App and web page records:

Start of Block

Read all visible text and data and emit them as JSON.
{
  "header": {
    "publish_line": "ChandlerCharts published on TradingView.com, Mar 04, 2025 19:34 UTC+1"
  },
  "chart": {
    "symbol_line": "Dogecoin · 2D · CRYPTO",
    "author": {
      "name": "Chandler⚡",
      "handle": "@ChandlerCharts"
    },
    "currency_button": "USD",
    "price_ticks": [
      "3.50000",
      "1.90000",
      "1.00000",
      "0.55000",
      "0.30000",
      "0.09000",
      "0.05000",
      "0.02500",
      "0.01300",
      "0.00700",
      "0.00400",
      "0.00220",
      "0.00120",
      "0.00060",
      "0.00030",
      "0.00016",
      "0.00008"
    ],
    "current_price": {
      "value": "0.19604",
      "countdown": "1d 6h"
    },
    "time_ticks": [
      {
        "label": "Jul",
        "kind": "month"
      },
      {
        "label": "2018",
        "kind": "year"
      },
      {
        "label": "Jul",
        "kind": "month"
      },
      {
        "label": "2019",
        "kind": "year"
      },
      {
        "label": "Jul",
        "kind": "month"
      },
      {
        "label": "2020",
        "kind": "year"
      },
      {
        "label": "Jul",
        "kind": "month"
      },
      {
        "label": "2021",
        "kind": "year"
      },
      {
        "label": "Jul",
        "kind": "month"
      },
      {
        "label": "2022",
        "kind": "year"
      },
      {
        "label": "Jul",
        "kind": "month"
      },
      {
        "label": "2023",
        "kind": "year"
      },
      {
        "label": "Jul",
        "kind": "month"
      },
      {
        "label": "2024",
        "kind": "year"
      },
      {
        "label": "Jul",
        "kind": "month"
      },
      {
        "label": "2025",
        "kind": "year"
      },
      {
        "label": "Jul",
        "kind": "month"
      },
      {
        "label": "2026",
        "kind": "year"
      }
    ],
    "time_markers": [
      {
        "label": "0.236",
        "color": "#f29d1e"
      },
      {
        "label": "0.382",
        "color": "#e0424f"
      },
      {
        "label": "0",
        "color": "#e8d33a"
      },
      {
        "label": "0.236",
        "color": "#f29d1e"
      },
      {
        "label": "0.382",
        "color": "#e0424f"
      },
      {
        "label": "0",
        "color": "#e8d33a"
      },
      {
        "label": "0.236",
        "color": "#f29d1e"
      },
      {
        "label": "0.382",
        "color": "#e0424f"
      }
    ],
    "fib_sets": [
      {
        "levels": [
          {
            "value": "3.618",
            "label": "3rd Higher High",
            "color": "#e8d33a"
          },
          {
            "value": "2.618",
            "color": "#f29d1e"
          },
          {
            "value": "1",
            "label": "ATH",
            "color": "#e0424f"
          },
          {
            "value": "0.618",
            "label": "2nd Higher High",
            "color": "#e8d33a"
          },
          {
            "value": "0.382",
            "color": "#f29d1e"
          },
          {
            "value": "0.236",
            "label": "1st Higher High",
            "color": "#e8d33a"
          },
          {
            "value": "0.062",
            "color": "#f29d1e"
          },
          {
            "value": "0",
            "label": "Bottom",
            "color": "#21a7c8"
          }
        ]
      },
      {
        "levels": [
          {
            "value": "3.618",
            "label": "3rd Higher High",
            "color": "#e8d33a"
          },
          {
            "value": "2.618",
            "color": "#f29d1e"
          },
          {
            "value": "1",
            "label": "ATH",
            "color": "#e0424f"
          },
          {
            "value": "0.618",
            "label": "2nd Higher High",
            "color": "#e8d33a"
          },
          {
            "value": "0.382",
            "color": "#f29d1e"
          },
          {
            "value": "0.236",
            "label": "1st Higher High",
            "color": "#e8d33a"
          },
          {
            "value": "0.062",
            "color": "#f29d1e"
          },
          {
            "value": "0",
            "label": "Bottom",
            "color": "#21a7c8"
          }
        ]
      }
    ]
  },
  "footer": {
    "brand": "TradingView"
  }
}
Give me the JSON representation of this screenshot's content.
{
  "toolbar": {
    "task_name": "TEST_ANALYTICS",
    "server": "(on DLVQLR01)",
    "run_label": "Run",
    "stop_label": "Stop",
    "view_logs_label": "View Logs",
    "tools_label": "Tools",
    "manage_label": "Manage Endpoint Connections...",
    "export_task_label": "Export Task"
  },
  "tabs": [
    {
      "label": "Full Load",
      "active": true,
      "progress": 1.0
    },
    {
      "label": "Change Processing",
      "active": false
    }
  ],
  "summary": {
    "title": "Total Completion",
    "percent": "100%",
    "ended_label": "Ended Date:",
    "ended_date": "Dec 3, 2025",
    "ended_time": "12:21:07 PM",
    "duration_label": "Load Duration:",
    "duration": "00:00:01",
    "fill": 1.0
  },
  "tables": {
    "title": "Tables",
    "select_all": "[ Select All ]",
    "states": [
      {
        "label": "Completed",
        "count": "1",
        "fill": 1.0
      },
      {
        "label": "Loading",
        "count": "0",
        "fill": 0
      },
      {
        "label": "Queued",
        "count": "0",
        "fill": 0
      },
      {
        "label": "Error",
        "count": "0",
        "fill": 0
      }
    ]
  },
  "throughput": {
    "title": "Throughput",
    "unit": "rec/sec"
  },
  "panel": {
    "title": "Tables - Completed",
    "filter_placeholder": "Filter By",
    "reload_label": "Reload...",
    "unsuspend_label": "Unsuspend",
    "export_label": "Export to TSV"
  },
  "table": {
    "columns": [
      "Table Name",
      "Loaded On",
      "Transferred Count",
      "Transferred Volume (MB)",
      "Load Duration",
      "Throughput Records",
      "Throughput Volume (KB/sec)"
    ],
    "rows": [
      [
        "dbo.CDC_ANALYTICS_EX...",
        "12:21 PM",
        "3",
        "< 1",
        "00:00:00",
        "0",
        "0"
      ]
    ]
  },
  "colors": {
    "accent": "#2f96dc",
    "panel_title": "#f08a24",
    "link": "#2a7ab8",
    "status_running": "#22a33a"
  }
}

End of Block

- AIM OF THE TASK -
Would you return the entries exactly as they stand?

- ANSWER TO THE EXERCISE -
Read all visible text and data and emit them as JSON.
{
  "header": {
    "publish_line": "ChandlerCharts published on TradingView.com, Mar 04, 2025 19:34 UTC+1"
  },
  "chart": {
    "symbol_line": "Dogecoin · 2D · CRYPTO",
    "author": {
      "name": "Chandler⚡",
      "handle": "@ChandlerCharts"
    },
    "currency_button": "USD",
    "price_ticks": [
      "3.50000",
      "1.90000",
      "1.00000",
      "0.55000",
      "0.30000",
      "0.09000",
      "0.05000",
      "0.02500",
      "0.01300",
      "0.00700",
      "0.00400",
      "0.00220",
      "0.00120",
      "0.00060",
      "0.00030",
      "0.00016",
      "0.00008"
    ],
    "current_price": {
      "value": "0.19604",
      "countdown": "1d 6h"
    },
    "time_ticks": [
      {
        "label": "Jul",
        "kind": "month"
      },
      {
        "label": "2018",
        "kind": "year"
      },
      {
        "label": "Jul",
        "kind": "month"
      },
      {
        "label": "2019",
        "kind": "year"
      },
      {
        "label": "Jul",
        "kind": "month"
      },
      {
        "label": "2020",
        "kind": "year"
      },
      {
        "label": "Jul",
        "kind": "month"
      },
      {
        "label": "2021",
        "kind": "year"
      },
      {
        "label": "Jul",
        "kind": "month"
      },
      {
        "label": "2022",
        "kind": "year"
      },
      {
        "label": "Jul",
        "kind": "month"
      },
      {
        "label": "2023",
        "kind": "year"
      },
      {
        "label": "Jul",
        "kind": "month"
      },
      {
        "label": "2024",
        "kind": "year"
      },
      {
        "label": "Jul",
        "kind": "month"
      },
      {
        "label": "2025",
        "kind": "year"
      },
      {
        "label": "Jul",
        "kind": "month"
      },
      {
        "label": "2026",
        "kind": "year"
      }
    ],
    "time_markers": [
      {
        "label": "0.236",
        "color": "#f29d1e"
      },
      {
        "label": "0.382",
        "color": "#e0424f"
      },
      {
        "label": "0",
        "color": "#e8d33a"
      },
      {
        "label": "0.236",
        "color": "#f29d1e"
      },
      {
        "label": "0.382",
        "color": "#e0424f"
      },
      {
        "label": "0",
        "color": "#e8d33a"
      },
      {
        "label": "0.236",
        "color": "#f29d1e"
      },
      {
        "label": "0.382",
        "color": "#e0424f"
      }
    ],
    "fib_sets": [
      {
        "levels": [
          {
            "value": "3.618",
            "label": "3rd Higher High",
            "color": "#e8d33a"
          },
          {
            "value": "2.618",
            "color": "#f29d1e"
          },
          {
            "value": "1",
            "label": "ATH",
            "color": "#e0424f"
          },
          {
            "value": "0.618",
            "label": "2nd Higher High",
            "color": "#e8d33a"
          },
          {
            "value": "0.382",
            "color": "#f29d1e"
          },
          {
            "value": "0.236",
            "label": "1st Higher High",
            "color": "#e8d33a"
          },
          {
            "value": "0.062",
            "color": "#f29d1e"
          },
          {
            "value": "0",
            "label": "Bottom",
            "color": "#21a7c8"
          }
        ]
      },
      {
        "levels": [
          {
            "value": "3.618",
            "label": "3rd Higher High",
            "color": "#e8d33a"
          },
          {
            "value": "2.618",
            "color": "#f29d1e"
          },
          {
            "value": "1",
            "label": "ATH",
            "color": "#e0424f"
          },
          {
            "value": "0.618",
            "label": "2nd Higher High",
            "color": "#e8d33a"
          },
          {
            "value": "0.382",
            "color": "#f29d1e"
          },
          {
            "value": "0.236",
            "label": "1st Higher High",
            "color": "#e8d33a"
          },
          {
            "value": "0.062",
            "color": "#f29d1e"
          },
          {
            "value": "0",
            "label": "Bottom",
            "color": "#21a7c8"
          }
        ]
      }
    ]
  },
  "footer": {
    "brand": "TradingView"
  }
}
Give me the JSON representation of this screenshot's content.
{
  "toolbar": {
    "task_name": "TEST_ANALYTICS",
    "server": "(on DLVQLR01)",
    "run_label": "Run",
    "stop_label": "Stop",
    "view_logs_label": "View Logs",
    "tools_label": "Tools",
    "manage_label": "Manage Endpoint Connections...",
    "export_task_label": "Export Task"
  },
  "tabs": [
    {
      "label": "Full Load",
      "active": true,
      "progress": 1.0
    },
    {
      "label": "Change Processing",
      "active": false
    }
  ],
  "summary": {
    "title": "Total Completion",
    "percent": "100%",
    "ended_label": "Ended Date:",
    "ended_date": "Dec 3, 2025",
    "ended_time": "12:21:07 PM",
    "duration_label": "Load Duration:",
    "duration": "00:00:01",
    "fill": 1.0
  },
  "tables": {
    "title": "Tables",
    "select_all": "[ Select All ]",
    "states": [
      {
        "label": "Completed",
        "count": "1",
        "fill": 1.0
      },
      {
        "label": "Loading",
        "count": "0",
        "fill": 0
      },
      {
        "label": "Queued",
        "count": "0",
        "fill": 0
      },
      {
        "label": "Error",
        "count": "0",
        "fill": 0
      }
    ]
  },
  "throughput": {
    "title": "Throughput",
    "unit": "rec/sec"
  },
  "panel": {
    "title": "Tables - Completed",
    "filter_placeholder": "Filter By",
    "reload_label": "Reload...",
    "unsuspend_label": "Unsuspend",
    "export_label": "Export to TSV"
  },
  "table": {
    "columns": [
      "Table Name",
      "Loaded On",
      "Transferred Count",
      "Transferred Volume (MB)",
      "Load Duration",
      "Throughput Records",
      "Throughput Volume (KB/sec)"
    ],
    "rows": [
      [
        "dbo.CDC_ANALYTICS_EX...",
        "12:21 PM",
        "3",
        "< 1",
        "00:00:00",
        "0",
        "0"
      ]
    ]
  },
  "colors": {
    "accent": "#2f96dc",
    "panel_title": "#f08a24",
    "link": "#2a7ab8",
    "status_running": "#22a33a"
  }
}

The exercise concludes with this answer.